● **Entries shown**:
------------------------

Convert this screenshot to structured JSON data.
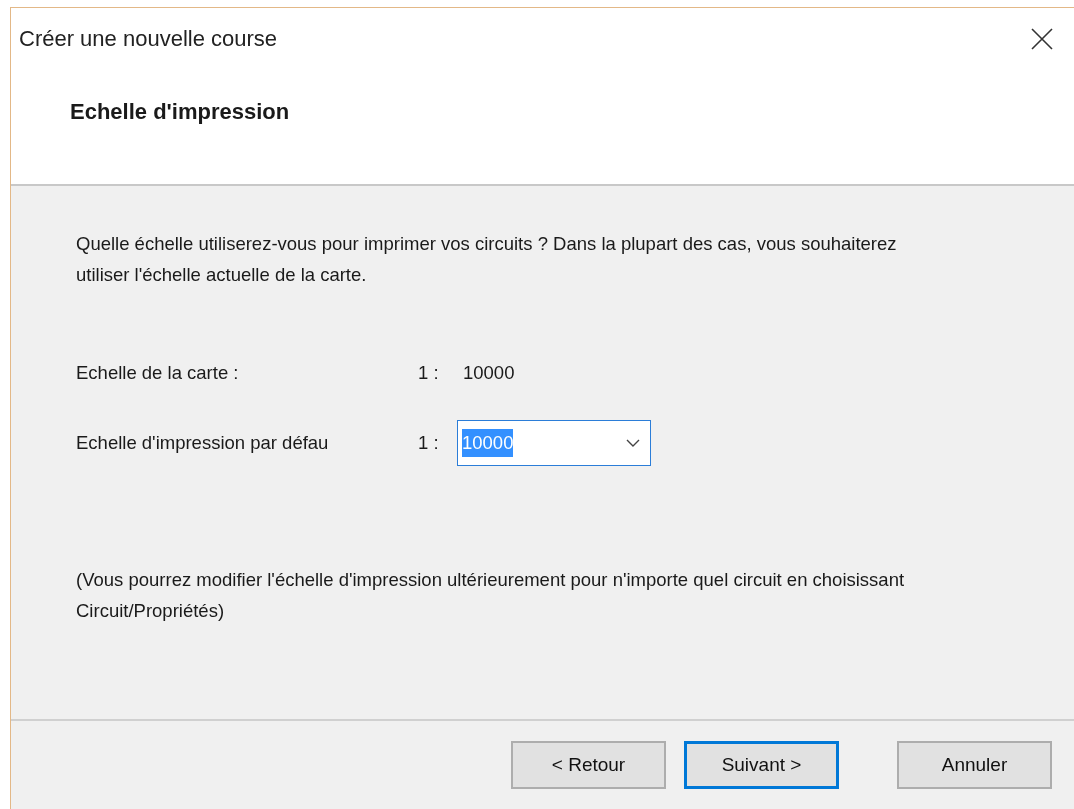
{
  "window": {
    "title": "Créer une nouvelle course"
  },
  "header": {
    "title": "Echelle d'impression"
  },
  "intro": "Quelle échelle utiliserez-vous pour imprimer vos circuits ? Dans la plupart des cas, vous souhaiterez utiliser l'échelle actuelle de la carte.",
  "fields": [
    {
      "kind": "text",
      "label": "Echelle de la carte :",
      "prefix": "1 :",
      "value": "10000"
    },
    {
      "kind": "combo",
      "label": "Echelle d'impression par défau",
      "prefix": "1 :",
      "value": "10000",
      "text_selected": true
    }
  ],
  "note": "(Vous pourrez modifier l'échelle d'impression ultérieurement pour n'importe quel circuit en choisissant Circuit/Propriétés)",
  "buttons": [
    {
      "label": "< Retour",
      "default": false
    },
    {
      "label": "Suivant >",
      "default": true
    },
    {
      "label": "Annuler",
      "default": false
    }
  ]
}
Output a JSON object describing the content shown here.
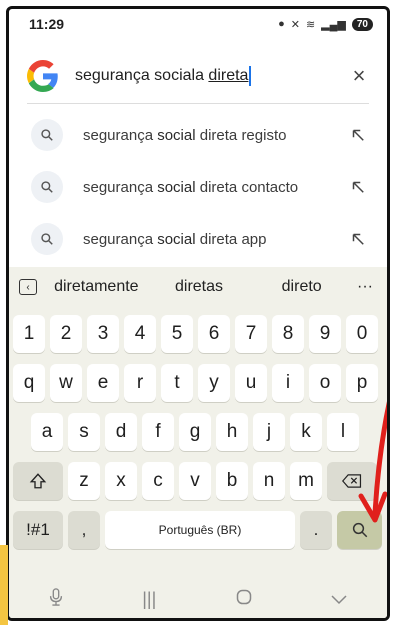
{
  "status": {
    "time": "11:29",
    "battery": "70"
  },
  "search": {
    "query_prefix": "segurança sociala ",
    "query_underlined": "direta",
    "clear_label": "×"
  },
  "suggestions": [
    {
      "prefix": "segurança ",
      "bold": "social",
      "mid": " direta ",
      "suffix": "registo"
    },
    {
      "prefix": "segurança ",
      "bold": "social",
      "mid": " direta ",
      "suffix": "contacto"
    },
    {
      "prefix": "segurança ",
      "bold": "social",
      "mid": " direta ",
      "suffix": "app"
    }
  ],
  "keyboard": {
    "predictions": [
      "diretamente",
      "diretas",
      "direto"
    ],
    "more": "···",
    "numbers": [
      "1",
      "2",
      "3",
      "4",
      "5",
      "6",
      "7",
      "8",
      "9",
      "0"
    ],
    "row1": [
      "q",
      "w",
      "e",
      "r",
      "t",
      "y",
      "u",
      "i",
      "o",
      "p"
    ],
    "row2": [
      "a",
      "s",
      "d",
      "f",
      "g",
      "h",
      "j",
      "k",
      "l"
    ],
    "row3": [
      "z",
      "x",
      "c",
      "v",
      "b",
      "n",
      "m"
    ],
    "symbols_label": "!#1",
    "comma": ",",
    "space_label": "Português (BR)",
    "period": ".",
    "accent_color": "#c5c9a6"
  }
}
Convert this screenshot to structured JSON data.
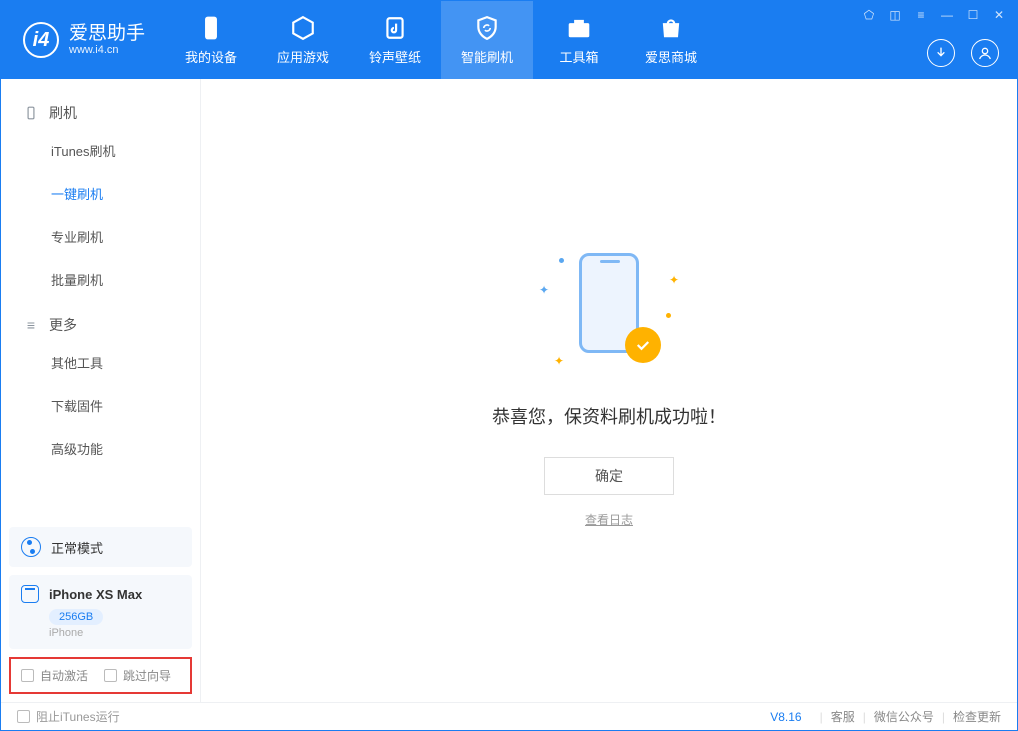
{
  "app": {
    "title": "爱思助手",
    "subtitle": "www.i4.cn"
  },
  "nav": {
    "my_device": "我的设备",
    "apps_games": "应用游戏",
    "rings_walls": "铃声壁纸",
    "smart_flash": "智能刷机",
    "toolbox": "工具箱",
    "store": "爱思商城"
  },
  "sidebar": {
    "flash_header": "刷机",
    "items": {
      "itunes": "iTunes刷机",
      "onekey": "一键刷机",
      "pro": "专业刷机",
      "batch": "批量刷机"
    },
    "more_header": "更多",
    "more": {
      "other_tools": "其他工具",
      "firmware": "下载固件",
      "advanced": "高级功能"
    },
    "mode": "正常模式",
    "device": {
      "name": "iPhone XS Max",
      "storage": "256GB",
      "type": "iPhone"
    },
    "opts": {
      "auto_activate": "自动激活",
      "skip_guide": "跳过向导"
    }
  },
  "main": {
    "message": "恭喜您，保资料刷机成功啦！",
    "ok": "确定",
    "log": "查看日志"
  },
  "footer": {
    "block_itunes": "阻止iTunes运行",
    "version": "V8.16",
    "support": "客服",
    "wechat": "微信公众号",
    "update": "检查更新"
  }
}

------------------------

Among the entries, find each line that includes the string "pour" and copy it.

  "intro": "Quelle échelle utiliserez-vous pour imprimer vos circuits ? Dans la plupart des cas, vous souhaiterez utiliser l'échelle actuelle de la carte.",
  "note": "(Vous pourrez modifier l'échelle d'impression ultérieurement pour n'importe quel circuit en choisissant Circuit/Propriétés)",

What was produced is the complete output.